The Pakistani military says that their forces are advancing ahead of schedule, and that they believe they will have control over South Waziristan in December.
They have captured Sararogha, described in the press as the Taliban’s “operational nerve centre,” and are now fighting to control Makheen, another critical Taliban base. Their success underscores how the Taliban have overplayed their hands, and a recent opinion poll in Pakistan found that 51% of Pakistanis support the offensive, with 13% opposing it and 36% undecided. Like in Iraq and Afghanistan, the forces of radical Islam become widely despised once their rule is experienced and their brutality against fellow Muslims is apparent.
The Taliban forces are currently following Hakimullah Mehsud, who grew up in Kotkai in South Waziristan, which has fallen from Taliban control, and who has deep tribal ties to the area.
These ties were used to recruit militants, and members of the Mehsud tribe say that they don’t hate the Taliban per se, but hate the destruction they have caused. For the locals, the strict Taliban rule reduced crime and brought a form of stability, but also have brought warfare, oppression, and denied opportunities for infrastructure to be built and the community to progress.
Based on this criterion for why the locals supported or were indifferent to the Taliban, it is clear that the Pakistani military must first bring about security and order, and then put together a local government body that does not alienate the tribal leaders and begin development of the reclaimed areas.

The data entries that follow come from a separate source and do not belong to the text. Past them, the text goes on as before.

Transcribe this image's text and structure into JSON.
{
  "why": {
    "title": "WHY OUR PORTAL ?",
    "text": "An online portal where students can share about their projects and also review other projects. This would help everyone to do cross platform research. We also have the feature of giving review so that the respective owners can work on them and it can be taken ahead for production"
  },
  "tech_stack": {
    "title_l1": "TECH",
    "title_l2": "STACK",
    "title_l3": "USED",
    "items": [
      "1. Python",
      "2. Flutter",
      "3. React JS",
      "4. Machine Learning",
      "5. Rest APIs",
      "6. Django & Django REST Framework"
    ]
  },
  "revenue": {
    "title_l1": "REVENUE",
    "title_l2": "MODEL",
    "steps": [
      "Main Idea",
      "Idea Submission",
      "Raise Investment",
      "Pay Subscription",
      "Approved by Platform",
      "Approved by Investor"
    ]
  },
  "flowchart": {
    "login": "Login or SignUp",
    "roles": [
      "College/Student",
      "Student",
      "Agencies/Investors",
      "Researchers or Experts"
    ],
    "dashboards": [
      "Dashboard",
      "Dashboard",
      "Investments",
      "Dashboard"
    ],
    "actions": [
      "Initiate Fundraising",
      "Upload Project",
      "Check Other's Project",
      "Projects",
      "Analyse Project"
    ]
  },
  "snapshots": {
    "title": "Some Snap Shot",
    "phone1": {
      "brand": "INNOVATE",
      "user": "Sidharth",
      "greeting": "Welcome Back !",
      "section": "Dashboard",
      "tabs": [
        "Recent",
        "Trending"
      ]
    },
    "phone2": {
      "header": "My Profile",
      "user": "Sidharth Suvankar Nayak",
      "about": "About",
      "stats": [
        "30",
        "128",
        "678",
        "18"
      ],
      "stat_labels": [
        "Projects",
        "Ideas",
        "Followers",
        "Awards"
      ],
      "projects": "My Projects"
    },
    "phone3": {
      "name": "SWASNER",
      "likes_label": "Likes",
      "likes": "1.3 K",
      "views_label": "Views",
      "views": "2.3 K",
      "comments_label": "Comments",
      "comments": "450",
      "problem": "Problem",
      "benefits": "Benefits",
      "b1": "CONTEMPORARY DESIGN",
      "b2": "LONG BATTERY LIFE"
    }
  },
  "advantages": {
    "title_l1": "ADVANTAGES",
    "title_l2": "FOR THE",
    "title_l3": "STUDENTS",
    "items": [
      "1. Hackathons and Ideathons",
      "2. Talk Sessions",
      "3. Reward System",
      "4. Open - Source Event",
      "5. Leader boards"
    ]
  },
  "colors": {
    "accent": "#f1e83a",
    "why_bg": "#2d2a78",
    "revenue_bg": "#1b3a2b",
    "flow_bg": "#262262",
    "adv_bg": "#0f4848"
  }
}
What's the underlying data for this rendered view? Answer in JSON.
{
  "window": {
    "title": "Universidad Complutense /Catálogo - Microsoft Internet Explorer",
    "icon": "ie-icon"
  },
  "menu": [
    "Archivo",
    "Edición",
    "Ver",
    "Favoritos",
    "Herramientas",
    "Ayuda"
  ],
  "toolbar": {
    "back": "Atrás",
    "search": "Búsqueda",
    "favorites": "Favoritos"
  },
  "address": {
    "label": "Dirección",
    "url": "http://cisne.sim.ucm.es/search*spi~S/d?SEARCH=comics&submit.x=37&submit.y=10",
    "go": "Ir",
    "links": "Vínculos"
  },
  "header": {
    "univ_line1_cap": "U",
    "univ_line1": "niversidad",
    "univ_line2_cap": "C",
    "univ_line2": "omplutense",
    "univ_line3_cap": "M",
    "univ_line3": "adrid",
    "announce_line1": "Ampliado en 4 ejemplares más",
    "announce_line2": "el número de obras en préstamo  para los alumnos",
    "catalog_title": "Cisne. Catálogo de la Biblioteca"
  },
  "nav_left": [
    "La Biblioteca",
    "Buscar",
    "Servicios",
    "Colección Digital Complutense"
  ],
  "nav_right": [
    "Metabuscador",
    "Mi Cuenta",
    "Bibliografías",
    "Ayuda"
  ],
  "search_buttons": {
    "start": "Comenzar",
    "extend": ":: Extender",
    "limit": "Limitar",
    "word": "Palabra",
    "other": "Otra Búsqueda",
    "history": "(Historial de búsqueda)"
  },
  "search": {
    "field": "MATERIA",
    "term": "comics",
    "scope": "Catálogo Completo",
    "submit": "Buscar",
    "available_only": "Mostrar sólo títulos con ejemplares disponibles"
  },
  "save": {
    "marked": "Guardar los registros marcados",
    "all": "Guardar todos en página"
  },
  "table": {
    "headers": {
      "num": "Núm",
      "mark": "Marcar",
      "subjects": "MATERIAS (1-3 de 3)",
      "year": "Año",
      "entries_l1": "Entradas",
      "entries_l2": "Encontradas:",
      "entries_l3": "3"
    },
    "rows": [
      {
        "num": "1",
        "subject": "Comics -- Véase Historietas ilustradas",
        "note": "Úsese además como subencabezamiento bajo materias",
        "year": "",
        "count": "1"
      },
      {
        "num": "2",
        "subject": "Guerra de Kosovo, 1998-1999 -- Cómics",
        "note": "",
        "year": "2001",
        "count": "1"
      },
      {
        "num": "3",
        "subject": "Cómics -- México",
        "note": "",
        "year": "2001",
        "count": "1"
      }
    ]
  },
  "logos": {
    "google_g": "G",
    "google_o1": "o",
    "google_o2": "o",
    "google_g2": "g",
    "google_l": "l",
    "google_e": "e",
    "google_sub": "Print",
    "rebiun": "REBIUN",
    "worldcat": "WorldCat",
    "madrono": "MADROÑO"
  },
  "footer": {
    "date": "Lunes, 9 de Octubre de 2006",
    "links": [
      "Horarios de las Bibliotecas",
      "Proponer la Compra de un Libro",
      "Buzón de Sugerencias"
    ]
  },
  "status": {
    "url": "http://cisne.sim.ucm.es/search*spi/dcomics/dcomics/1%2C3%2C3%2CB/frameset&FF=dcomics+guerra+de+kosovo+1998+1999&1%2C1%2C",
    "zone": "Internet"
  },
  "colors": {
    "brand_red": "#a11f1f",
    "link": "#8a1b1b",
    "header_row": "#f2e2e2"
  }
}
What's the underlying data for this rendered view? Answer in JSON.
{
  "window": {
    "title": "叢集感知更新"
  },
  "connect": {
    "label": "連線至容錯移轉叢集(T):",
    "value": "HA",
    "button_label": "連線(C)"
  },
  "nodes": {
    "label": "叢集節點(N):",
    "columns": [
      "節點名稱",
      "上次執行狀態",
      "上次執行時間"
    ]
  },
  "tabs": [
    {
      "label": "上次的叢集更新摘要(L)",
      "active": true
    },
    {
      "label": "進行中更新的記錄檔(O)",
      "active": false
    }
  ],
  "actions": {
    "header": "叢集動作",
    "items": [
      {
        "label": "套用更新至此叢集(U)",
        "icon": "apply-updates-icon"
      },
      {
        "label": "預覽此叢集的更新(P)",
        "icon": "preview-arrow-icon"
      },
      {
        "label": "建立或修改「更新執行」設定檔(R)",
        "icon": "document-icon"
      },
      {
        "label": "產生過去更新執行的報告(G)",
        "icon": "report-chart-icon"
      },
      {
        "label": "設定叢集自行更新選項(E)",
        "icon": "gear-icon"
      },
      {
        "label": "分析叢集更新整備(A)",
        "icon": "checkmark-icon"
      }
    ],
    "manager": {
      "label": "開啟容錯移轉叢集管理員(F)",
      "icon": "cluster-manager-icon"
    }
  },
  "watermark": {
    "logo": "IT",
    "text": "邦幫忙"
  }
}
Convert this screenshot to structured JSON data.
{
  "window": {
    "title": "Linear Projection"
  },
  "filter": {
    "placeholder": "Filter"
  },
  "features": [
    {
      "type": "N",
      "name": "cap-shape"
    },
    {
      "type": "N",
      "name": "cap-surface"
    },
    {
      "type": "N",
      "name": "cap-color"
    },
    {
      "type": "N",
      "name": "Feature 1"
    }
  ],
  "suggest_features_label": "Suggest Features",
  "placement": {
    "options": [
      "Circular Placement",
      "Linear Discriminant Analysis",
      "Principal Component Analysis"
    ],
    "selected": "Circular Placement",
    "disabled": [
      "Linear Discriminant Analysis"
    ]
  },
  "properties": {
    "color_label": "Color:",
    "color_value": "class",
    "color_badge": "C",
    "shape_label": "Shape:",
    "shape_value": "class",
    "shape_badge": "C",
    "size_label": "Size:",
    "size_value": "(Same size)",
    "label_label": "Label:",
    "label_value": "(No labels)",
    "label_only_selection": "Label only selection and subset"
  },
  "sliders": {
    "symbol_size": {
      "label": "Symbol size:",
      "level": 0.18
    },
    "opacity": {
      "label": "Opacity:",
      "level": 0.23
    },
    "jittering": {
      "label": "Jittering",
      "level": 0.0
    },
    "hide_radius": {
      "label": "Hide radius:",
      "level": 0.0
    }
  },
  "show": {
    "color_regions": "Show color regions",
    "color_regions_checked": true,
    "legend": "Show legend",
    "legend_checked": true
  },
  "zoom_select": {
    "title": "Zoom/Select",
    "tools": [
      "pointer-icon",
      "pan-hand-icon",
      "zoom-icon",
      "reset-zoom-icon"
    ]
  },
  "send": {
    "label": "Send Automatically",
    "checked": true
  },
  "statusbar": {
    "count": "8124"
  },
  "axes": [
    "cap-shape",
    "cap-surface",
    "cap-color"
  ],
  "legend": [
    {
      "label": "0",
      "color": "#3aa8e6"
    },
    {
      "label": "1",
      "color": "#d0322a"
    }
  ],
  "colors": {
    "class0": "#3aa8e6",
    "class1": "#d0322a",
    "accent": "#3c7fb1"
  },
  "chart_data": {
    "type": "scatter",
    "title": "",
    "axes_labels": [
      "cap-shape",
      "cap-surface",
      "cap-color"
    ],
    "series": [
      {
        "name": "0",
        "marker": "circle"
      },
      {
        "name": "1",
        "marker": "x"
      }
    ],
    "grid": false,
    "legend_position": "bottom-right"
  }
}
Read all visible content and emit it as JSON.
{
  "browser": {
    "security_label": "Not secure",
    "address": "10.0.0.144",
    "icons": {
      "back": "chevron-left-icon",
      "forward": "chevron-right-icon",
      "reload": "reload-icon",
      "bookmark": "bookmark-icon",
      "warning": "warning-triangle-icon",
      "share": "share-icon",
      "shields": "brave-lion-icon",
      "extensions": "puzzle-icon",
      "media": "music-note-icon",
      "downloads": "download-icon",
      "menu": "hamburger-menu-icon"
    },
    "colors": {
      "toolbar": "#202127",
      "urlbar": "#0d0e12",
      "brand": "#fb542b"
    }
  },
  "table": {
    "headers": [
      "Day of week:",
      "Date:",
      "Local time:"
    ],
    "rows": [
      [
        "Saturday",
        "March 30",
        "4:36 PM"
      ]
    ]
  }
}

The U.S. needs to help the Pakistanis use this narrow window of time to demonstrate the benefits of rejecting Taliban rule.